Accuracy and user-acceptability of HIV self-testing using an oral fluid-based HIV rapid test
Ng et al.
Type of approach
Type of assistance
Mixed: General population and key population
UNAIDS HIV prevalence (2017)
From December 2008 to August 2010, a cross-sectional study was conducted at four HIV test sites in Singapore. Study assessed accuracy and users' ability to perform and interpret self-test results using Quick ADVANCE Rapid HIV 1/2 Antibody Test (OraSure Technologies, Bethlehem, Pennsylvania, USA).
Summary of findings
Excluding invalid tests, self-testing had sensitivity of 97.4% (95% CI 95.1-99.7%) and specificity of 99.9% (95% CI: 99.6-100%). When interpreting results, 96%, 93.1% and 95.2% correctly read the positive, negative and invalid respectively. There were no significant demographic predictors for false negative self-testing or wrongly interpreting positive or invalid sample results as negative. 87% would purchase the kit over-the-counter; 89% preferred to take HIV tests in private. 72.5% and 74.9% felt the need for pre- and post-test counseling respectively. Only 28% would pay at least USD15 for the test. Self-testing was associated with high specificity, and a small but significant number of false negatives. Incorrectly identifying model results as invalid was a major reason for incorrect result interpretation. Survey responses were supportive of making self-testing available.

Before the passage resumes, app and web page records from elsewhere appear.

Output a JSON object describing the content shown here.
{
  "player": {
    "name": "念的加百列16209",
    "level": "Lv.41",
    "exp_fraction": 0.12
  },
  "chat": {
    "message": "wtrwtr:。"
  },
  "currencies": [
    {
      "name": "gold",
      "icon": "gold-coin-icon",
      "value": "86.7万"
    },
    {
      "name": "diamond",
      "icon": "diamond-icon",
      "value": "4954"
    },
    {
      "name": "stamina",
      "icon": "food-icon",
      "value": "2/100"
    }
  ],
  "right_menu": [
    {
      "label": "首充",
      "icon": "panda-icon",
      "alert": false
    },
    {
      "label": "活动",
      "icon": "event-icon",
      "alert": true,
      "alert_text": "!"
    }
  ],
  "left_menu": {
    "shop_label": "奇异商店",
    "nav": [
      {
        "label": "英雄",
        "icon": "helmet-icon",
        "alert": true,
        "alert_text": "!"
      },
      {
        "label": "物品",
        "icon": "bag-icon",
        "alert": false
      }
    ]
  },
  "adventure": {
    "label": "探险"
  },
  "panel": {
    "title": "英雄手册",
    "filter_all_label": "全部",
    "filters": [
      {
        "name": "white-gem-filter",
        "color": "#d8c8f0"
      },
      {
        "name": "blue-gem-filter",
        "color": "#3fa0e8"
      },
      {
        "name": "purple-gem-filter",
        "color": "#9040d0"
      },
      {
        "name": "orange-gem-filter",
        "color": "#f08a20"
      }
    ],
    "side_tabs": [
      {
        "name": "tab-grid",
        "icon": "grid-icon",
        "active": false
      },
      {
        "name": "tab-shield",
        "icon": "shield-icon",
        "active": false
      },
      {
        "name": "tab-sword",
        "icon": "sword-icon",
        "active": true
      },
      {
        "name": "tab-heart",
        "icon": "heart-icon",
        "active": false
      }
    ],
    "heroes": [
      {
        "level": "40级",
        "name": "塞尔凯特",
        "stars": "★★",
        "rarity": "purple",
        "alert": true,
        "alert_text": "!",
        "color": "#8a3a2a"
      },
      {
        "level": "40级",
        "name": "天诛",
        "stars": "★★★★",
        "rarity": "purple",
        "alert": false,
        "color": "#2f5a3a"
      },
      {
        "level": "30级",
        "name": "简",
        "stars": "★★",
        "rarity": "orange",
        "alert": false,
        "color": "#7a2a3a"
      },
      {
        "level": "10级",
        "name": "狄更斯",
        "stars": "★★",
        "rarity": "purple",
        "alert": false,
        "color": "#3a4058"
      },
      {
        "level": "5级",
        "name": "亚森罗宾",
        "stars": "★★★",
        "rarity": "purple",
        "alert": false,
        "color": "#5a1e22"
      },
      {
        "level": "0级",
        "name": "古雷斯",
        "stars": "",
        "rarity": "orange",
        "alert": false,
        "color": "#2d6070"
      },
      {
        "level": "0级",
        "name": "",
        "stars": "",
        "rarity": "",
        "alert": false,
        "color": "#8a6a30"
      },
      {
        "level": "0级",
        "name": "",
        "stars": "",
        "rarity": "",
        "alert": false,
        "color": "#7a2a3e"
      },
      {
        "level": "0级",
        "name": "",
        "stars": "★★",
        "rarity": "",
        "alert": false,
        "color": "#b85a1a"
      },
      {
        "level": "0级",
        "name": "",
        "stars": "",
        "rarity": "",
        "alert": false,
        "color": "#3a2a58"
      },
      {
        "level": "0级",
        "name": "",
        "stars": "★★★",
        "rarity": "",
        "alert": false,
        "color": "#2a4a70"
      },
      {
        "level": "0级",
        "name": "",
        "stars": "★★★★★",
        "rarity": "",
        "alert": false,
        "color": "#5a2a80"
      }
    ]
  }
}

87.4% of participants would purchase an HIVST
Willingness to pay
Willingness to pay details
Only 28% would pay at least 15USD
Excluding invalid tests, self-testing had sensitivity of 97.4% (95% CI 95.1%-99.7%) and specificity of 99.9% (95% CI: 99.6%-100%); kappa 0.97 (0.95-0.99).
Linkage to prevention, care and treatment